Facebook vending machine? Say whaaaaat? It’s not a joke. Pepsi invented a vending machine that doesn’t accept money, but Facebook ‘likes’. The cola wars between Coca Cola & Pepsi has been going on for quite some time and Pepsi is always pushed to come up with creative ideas to promote their brand. Thus, their marketing team, TWBA in Belgium, has created The Pepsi Like Machine.
One of my e-marketing tasks was to create an instructional video on how companies use social media to create value for their brand. In this video, you can see how the The Pepsi Like machine works from 3:00 onwards.
This vending machine trades Pepsi samples for consumers’ Facebook information. How awesome is that? Free Pepsi for just a Facebook ‘like’. Here’s how it works: If you have a smartphone, just simply stand by the machine and ‘Like’ the Facebook page, and a free Pepsi will pop out. Those without smartphones can use the touchscreen on the machine and log into Facebook to get the free pepsi. While consumers are happy to get the free drink, what does Pepsi stand to gain?
Traditionally, samples were given out on the streets but let’s be honest, chances of consumers converting into customers are often quite slim. However, with this new way of sampling through The Pepsi Like Machine, it makes a world of difference. Through the Facebook page, they are able to track who these samples were given to. Facebook is an excellent tool to retrieve more personal information about their consumers. From demographic details like gender and age to geographic details, Pepsi can customise their ad campaigns and internet content according to these information. This opens up more marketing possibilities for Pepsi and gives them more opportunities to build relationships with customers through Facebook.
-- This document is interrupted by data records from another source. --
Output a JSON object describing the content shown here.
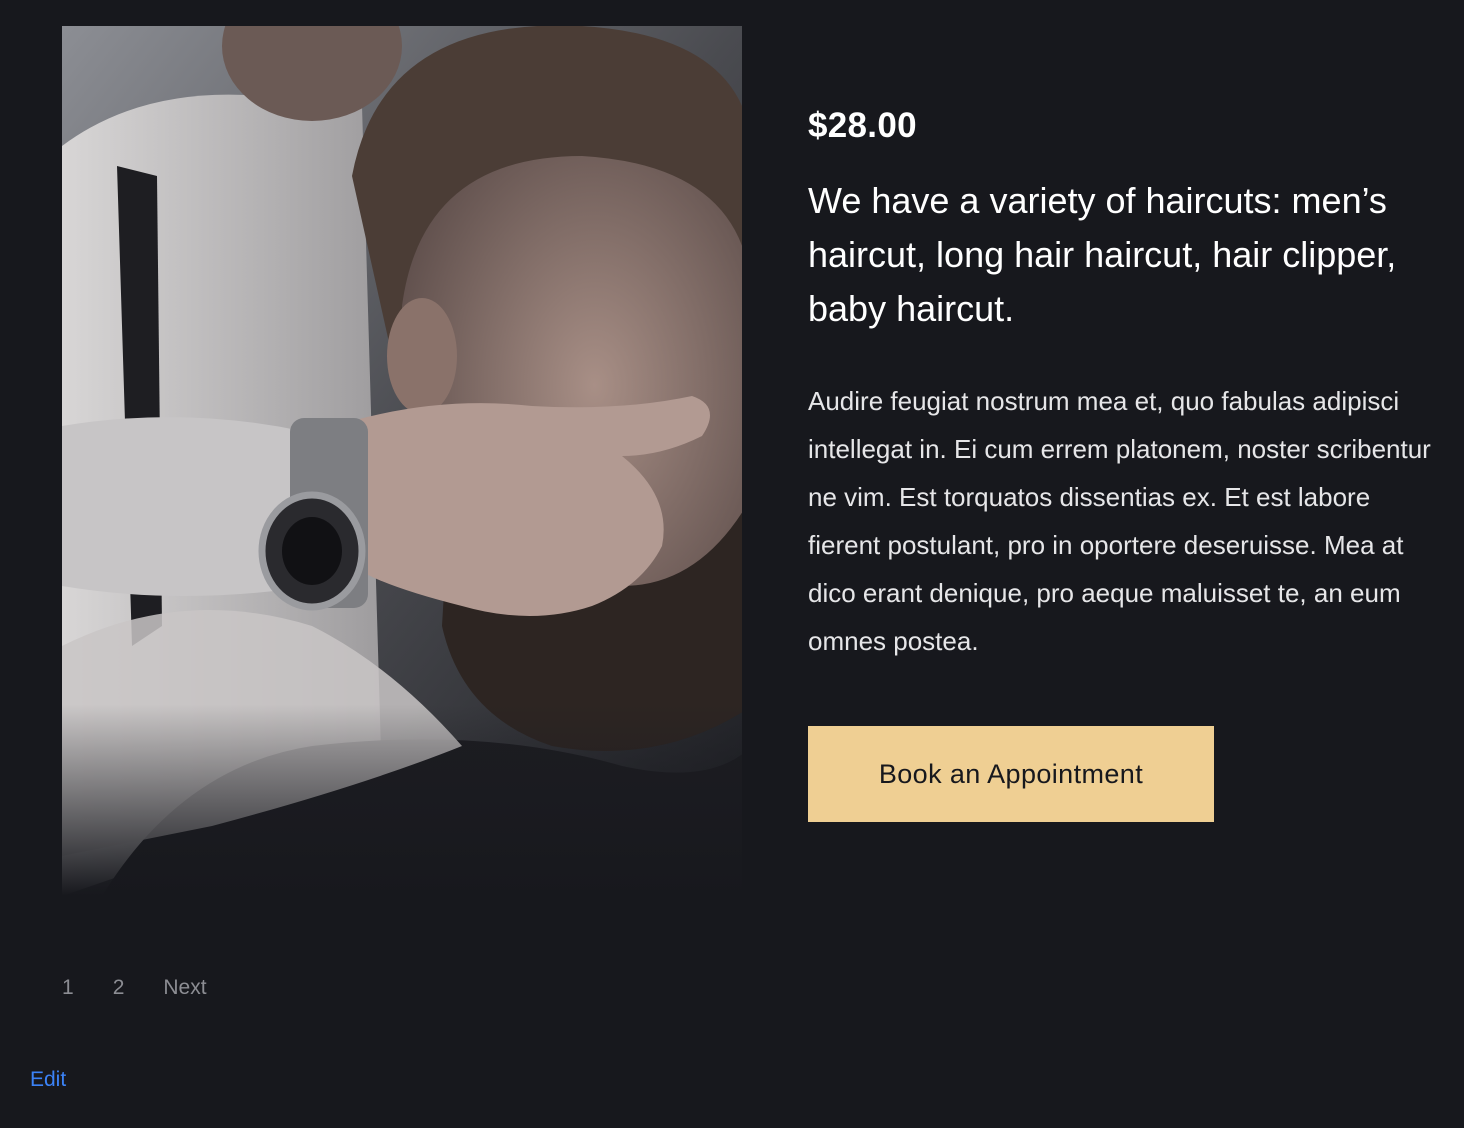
{
  "service": {
    "price": "$28.00",
    "headline": "We have a variety of haircuts: men’s haircut, long hair haircut, hair clipper, baby haircut.",
    "description": "Audire feugiat nostrum mea et, quo fabulas adipisci intellegat in. Ei cum errem platonem, noster scribentur ne vim. Est torquatos dissentias ex. Et est labore fierent postulant, pro in oportere deseruisse. Mea at dico erant denique, pro aeque maluisset te, an eum omnes postea.",
    "book_button_label": "Book an Appointment",
    "image_icon": "barber-photo"
  },
  "pagination": {
    "pages": [
      "1",
      "2"
    ],
    "next_label": "Next",
    "current_page": "1"
  },
  "admin": {
    "edit_label": "Edit"
  },
  "colors": {
    "background": "#17181d",
    "accent_button": "#efcf93",
    "edit_link": "#3b82f6",
    "pagination_text": "#8c8d93"
  }
}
Pepsi has always been aggressive with their social media marketing efforts. They combine real life with digital realm to keep users engaged and this approach gives them the opportunity to influence customers’ opinions. The internet provides Pepsi direct communication with customers, something that other forms of channel such as TV, radio & print simply cannot do. In a 2011 Nielsen survey, results shows that consumers are 55% more likely to recall ads that include social-media components than non-social ads.
It’s no wonder that Pepsi is going to such great extent to promote their brand. Nothing ever comes free in this world. Most consumers are unaware that by ‘liking’ Pepsi’s Facebook page, they are actually exposing their personal information to Pepsi. What about you? Would you trade ‘likes’ for a can of free Pepsi? Leave a comment!